Processing Energy Plus outputs. COP and?



I’m about to present some data from my energy model and need to know if there are additional processes I need to perform similar to the COP calculations.

I have been wondering if my total heat load is accounting for internal gains through lighting, people, and equipment. Is this accounted for or do I need to subtract these units?

I also assume that my total heating and cooling is accounting for solar gain. I have tested this and believe it is.

Anything else I’m missing to get good numbers out?



I am not sure if I am understanding your question but energyplus is running an energy balance calculation that accounts for all of the terms that you see in this chart:…

If you are looking for output heating and cooling in units of electricity/fuel rather than heating/cooling load, I suggest that you run your modyl with a real HVAC system instead of the default ideal air loads as you see in this example file:…

This will likely be much more accurate than multiplying your ideal air loads by a COP.



Hi Chris,

COP depends on temperature e.g. in some building codes there are 2 minimum COPs required (T1,T3). What’s the accurate way in such cases?
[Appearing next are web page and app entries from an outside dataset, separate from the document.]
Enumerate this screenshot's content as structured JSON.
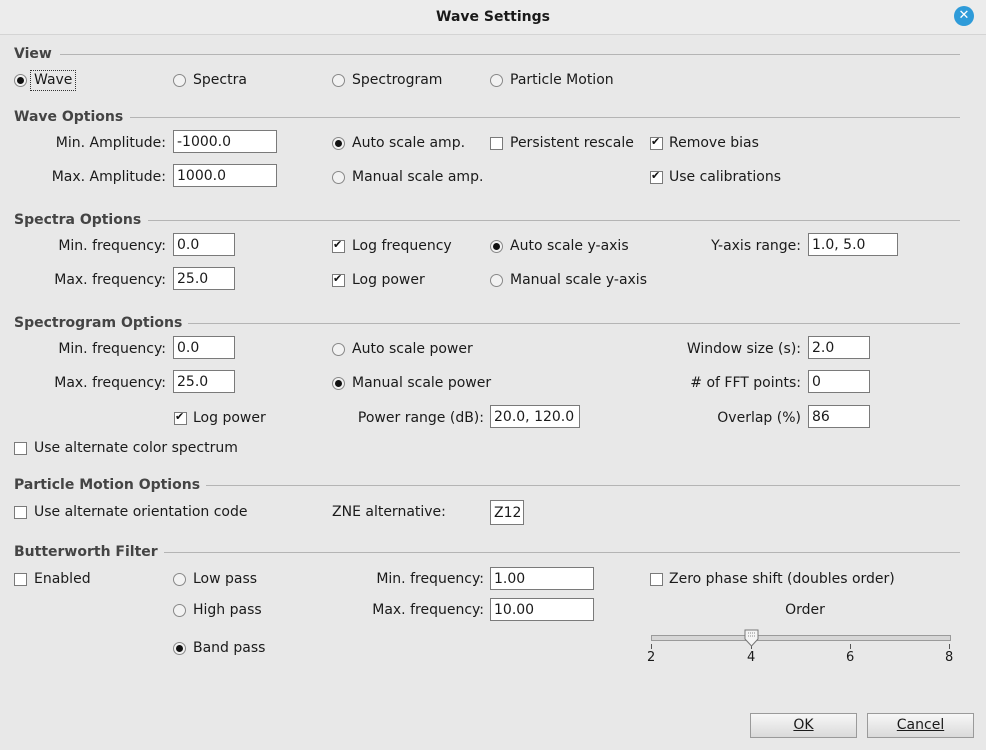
{
  "window": {
    "title": "Wave Settings"
  },
  "view": {
    "header": "View",
    "options": [
      "Wave",
      "Spectra",
      "Spectrogram",
      "Particle Motion"
    ],
    "selected": "Wave"
  },
  "wave_options": {
    "header": "Wave Options",
    "min_amp_label": "Min. Amplitude:",
    "min_amp_value": "-1000.0",
    "max_amp_label": "Max. Amplitude:",
    "max_amp_value": "1000.0",
    "auto_scale_label": "Auto scale amp.",
    "manual_scale_label": "Manual scale amp.",
    "persistent_rescale_label": "Persistent rescale",
    "remove_bias_label": "Remove bias",
    "use_calibrations_label": "Use calibrations",
    "auto_scale_selected": true,
    "persistent_rescale_checked": false,
    "remove_bias_checked": true,
    "use_calibrations_checked": true
  },
  "spectra_options": {
    "header": "Spectra Options",
    "min_freq_label": "Min. frequency:",
    "min_freq_value": "0.0",
    "max_freq_label": "Max. frequency:",
    "max_freq_value": "25.0",
    "log_frequency_label": "Log frequency",
    "log_power_label": "Log power",
    "auto_scale_label": "Auto scale y-axis",
    "manual_scale_label": "Manual scale y-axis",
    "yaxis_range_label": "Y-axis range:",
    "yaxis_range_value": "1.0, 5.0",
    "log_frequency_checked": true,
    "log_power_checked": true,
    "auto_scale_selected": true
  },
  "spectrogram_options": {
    "header": "Spectrogram Options",
    "min_freq_label": "Min. frequency:",
    "min_freq_value": "0.0",
    "max_freq_label": "Max. frequency:",
    "max_freq_value": "25.0",
    "auto_scale_power_label": "Auto scale power",
    "manual_scale_power_label": "Manual scale power",
    "log_power_label": "Log power",
    "power_range_label": "Power range (dB):",
    "power_range_value": "20.0, 120.0",
    "window_size_label": "Window size (s):",
    "window_size_value": "2.0",
    "fft_points_label": "# of FFT points:",
    "fft_points_value": "0",
    "overlap_label": "Overlap (%)",
    "overlap_value": "86",
    "alt_color_label": "Use alternate color spectrum",
    "manual_scale_selected": true,
    "log_power_checked": true,
    "alt_color_checked": false
  },
  "particle_motion_options": {
    "header": "Particle Motion Options",
    "alt_orientation_label": "Use alternate orientation code",
    "alt_orientation_checked": false,
    "zne_label": "ZNE alternative:",
    "zne_value": "Z12"
  },
  "butterworth_filter": {
    "header": "Butterworth Filter",
    "enabled_label": "Enabled",
    "enabled_checked": false,
    "low_pass_label": "Low pass",
    "high_pass_label": "High pass",
    "band_pass_label": "Band pass",
    "selected": "Band pass",
    "min_freq_label": "Min. frequency:",
    "min_freq_value": "1.00",
    "max_freq_label": "Max. frequency:",
    "max_freq_value": "10.00",
    "zero_phase_label": "Zero phase shift (doubles order)",
    "zero_phase_checked": false,
    "order_label": "Order",
    "order_value": 4,
    "order_ticks": [
      "2",
      "4",
      "6",
      "8"
    ]
  },
  "buttons": {
    "ok": "OK",
    "cancel": "Cancel"
  },
  "colors": {
    "close_button": "#2e9bd9",
    "background": "#e8e8e8"
  }
}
Would it make sense to make 2 groups of months or hours with average temperatures close to T1 and T3 and then divide each group’s energy loads by corresponding COP? Is there any way to calculate it fast and accurate?

Thank you


@AryanShahabian ,
If you know what you are doing, rough calculations of the COP like what you mention can be decent ways of approximating energy use. However, the state of the art in energy modeling practice is to model fully detailed HVACs that use chiller objects in the energy simulation file. Such chiller objects are defined by curves (literally just polynomial equations), which calculate the COP as the simulation is running at every timestep of the calculation. They do this calculation using the outdoor air temperature, the temperature of the chilled water they are trying to make, the temperature of the water returning to the chiller, and the curve that you specify (which typically comes from manufacturer of HVAC equipment). Whenever you assign a system other than ideal air loads with the Honeybee_HVAC component, such chiller objects with default curves are being used. You can edit the coefficients of these curves within the OpenStudio GUI.

Let me know if that is clear.


Thank you @chris for your comment.
Let’s say for instance we want to analyze the impact of glazing ratio on energy efficiency of buildings (in a certain climate e.g. Dubai), regardless of their mechanical/HVAC systems. In other words we want to look at the problem from an architectural point of view.

On the one hand, if we use ideal air loads, the results won’t include any COP, and on the other hand, if we set mechanical/HVAC systems, we should involve so many parameters and do multiple simulations which are far from the aim.

Please have a look at the attached image. It shows 3 pages of a green building code in Dubai, explaining the minimum requirements of HVAC systems.

According to your experience, do you think if there is any way to avoid modelling multiple HVAC systems while being able to reach results ranging close to reality?